DARLINGTON, S.C. -- Darlington Raceway's long-term prospects just got brighter.
Track officials say they've gotten go-ahead to install a lighting system that would be ready for testing by early fall 2004. An official announcement is expected Thursday.
"This just adds to the long list of exciting announcements made by Darlington this summer," track president Andrew Gurtis told The Associated Press by phone Wednesday.
Two months ago, the "Track Too Tough To Tame," found out it was losing its Labor Day weekend date for the Southern 500 in realignment to California Speedway. But the 53-year-old facility retained two NASCAR race weekends on next year's schedule.
Last month, the track rechristened its expanded its museum and National Motorsports Press Association Hall of Fame.
"It's been a busy summer," Gurtis said. "But all of them are just a testament to Darlington's position in NASCAR" in the future.
Gurtis would not say if the 2004's fall race, scheduled for Nov. 14, would be the old country track's first night event.

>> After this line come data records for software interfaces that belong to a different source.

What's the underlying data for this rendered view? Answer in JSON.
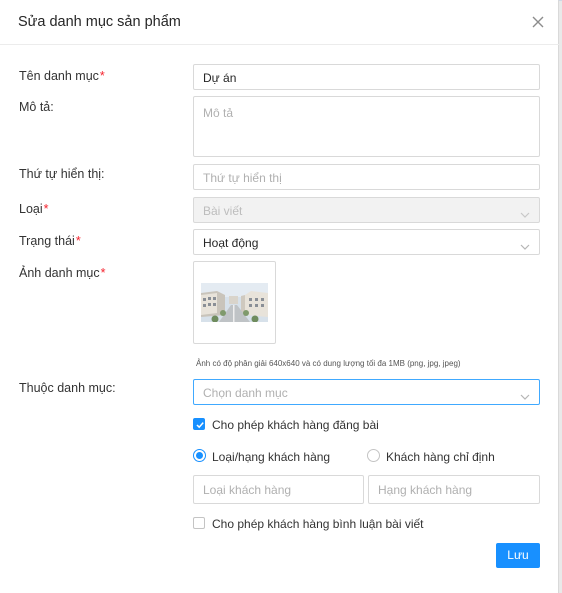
{
  "dialog": {
    "title": "Sửa danh mục sản phẩm"
  },
  "form": {
    "name": {
      "label": "Tên danh mục",
      "required": "*",
      "value": "Dự án"
    },
    "description": {
      "label": "Mô tả:",
      "placeholder": "Mô tả"
    },
    "order": {
      "label": "Thứ tự hiển thị:",
      "placeholder": "Thứ tự hiển thị"
    },
    "type": {
      "label": "Loại",
      "required": "*",
      "value": "Bài viết"
    },
    "status": {
      "label": "Trạng thái",
      "required": "*",
      "value": "Hoạt động"
    },
    "image": {
      "label": "Ảnh danh mục",
      "required": "*",
      "hint": "Ảnh có độ phân giải 640x640 và có dung lượng tối đa 1MB (png, jpg, jpeg)"
    },
    "parent": {
      "label": "Thuộc danh mục:",
      "placeholder": "Chọn danh mục"
    },
    "allow_post": {
      "label": "Cho phép khách hàng đăng bài",
      "checked": true
    },
    "customer_scope": {
      "options": [
        {
          "label": "Loại/hạng khách hàng",
          "selected": true
        },
        {
          "label": "Khách hàng chỉ định",
          "selected": false
        }
      ]
    },
    "customer_type": {
      "placeholder": "Loại khách hàng"
    },
    "customer_rank": {
      "placeholder": "Hạng khách hàng"
    },
    "allow_comment": {
      "label": "Cho phép khách hàng bình luận bài viết",
      "checked": false
    }
  },
  "actions": {
    "save_label": "Lưu"
  },
  "colors": {
    "primary": "#1890ff",
    "required": "#f5222d",
    "border": "#d9d9d9"
  }
}
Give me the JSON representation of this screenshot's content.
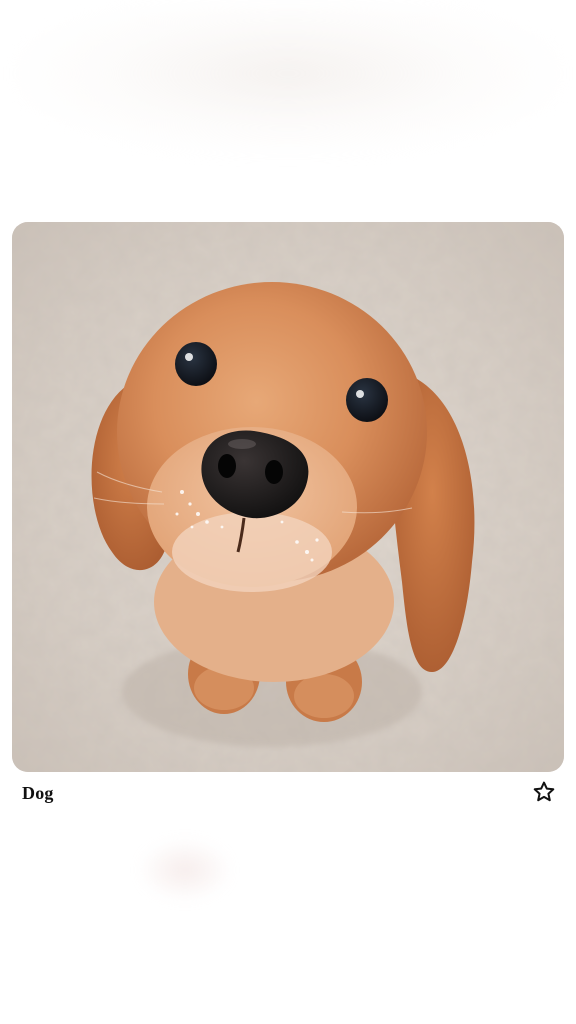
{
  "post": {
    "caption": "Dog",
    "image_icon": "photo-of-puppy",
    "favorite_icon": "star-outline-icon",
    "favorited": false
  },
  "colors": {
    "background": "#ffffff",
    "text": "#111111",
    "star_outline": "#111111"
  }
}
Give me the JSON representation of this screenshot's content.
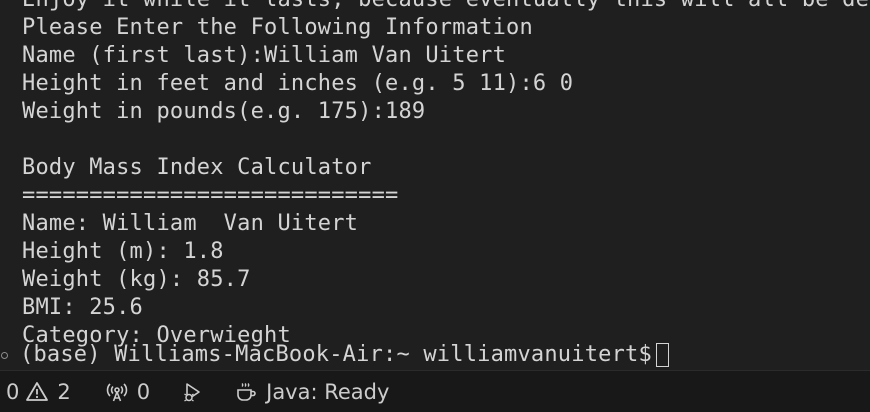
{
  "terminal": {
    "lines": [
      "Enjoy it while it lasts, because eventually this will all be deprecated",
      "Please Enter the Following Information",
      "Name (first last):William Van Uitert",
      "Height in feet and inches (e.g. 5 11):6 0",
      "Weight in pounds(e.g. 175):189",
      "",
      "Body Mass Index Calculator",
      "============================",
      "Name: William  Van Uitert",
      "Height (m): 1.8",
      "Weight (kg): 85.7",
      "BMI: 25.6",
      "Category: Overwieght"
    ],
    "prompt": "(base) Williams-MacBook-Air:~ williamvanuitert$"
  },
  "statusbar": {
    "errors_count": "0",
    "warnings_count": "2",
    "ports_count": "0",
    "java_status": "Java: Ready",
    "icons": {
      "warnings": "warning-icon",
      "ports": "broadcast-icon",
      "debug": "run-debug-icon",
      "java": "coffee-cup-icon"
    }
  }
}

He would not talk about how much lighting the track now might cost or other details of the project.
"For about 12 months we're going to have a lot of construction workers running around, he said.
The idea for night racing at Darlington was first discussed publicly by NASCAR's chief spokesman - and then the raceway's president - Jim Hunter way back in 1999.
Hunter put a $2.9 million plan before track owner International Speedway Corp. to light up NASCAR's oldest speedway.
Hunter is thrilled his idea will finally see the light. He said from his Daytona Beach, Fla., office Wednesday evening that he told former NASCAR star David Pearson that one of his favorite tracks - Pearson is Darlington's all-time winner with 10 victories - was getting lights.
"Boy," Pearson told Hunter, "that's going to be something."
That's an understatement.
Darlington's 1.366-mile oval is one of the trickiest and nastiest on the circuit. It's misshapen corner coming out of turn two has long separated the best racers from the rest of the pack. It's no accident its biggest winners - Pearson, the late Dale Earnhardt (9 wins), Jeff Gordon (6) - have dominated the sport.
"As tough as it is in the daytime, it's going to be even tougher at night," Hunter said. "The whole atmosphere will change. It will really make a difference and make the races more exciting."
Darlington was called out by NASCAR chairman Bill France Jr. as a track whose two-race-a-year future was in question because of its troubled history of selling seats. Despite NASCAR's two stops there in 2004, there was no guarantee for anything beyond.
Could lights keep the track glowing two years from now?
"I don't think (International Speedway Corp.) would invest in the lights if they didn't think there was a future at Darlington," Hunter said. "I just hope the fans come out and support it."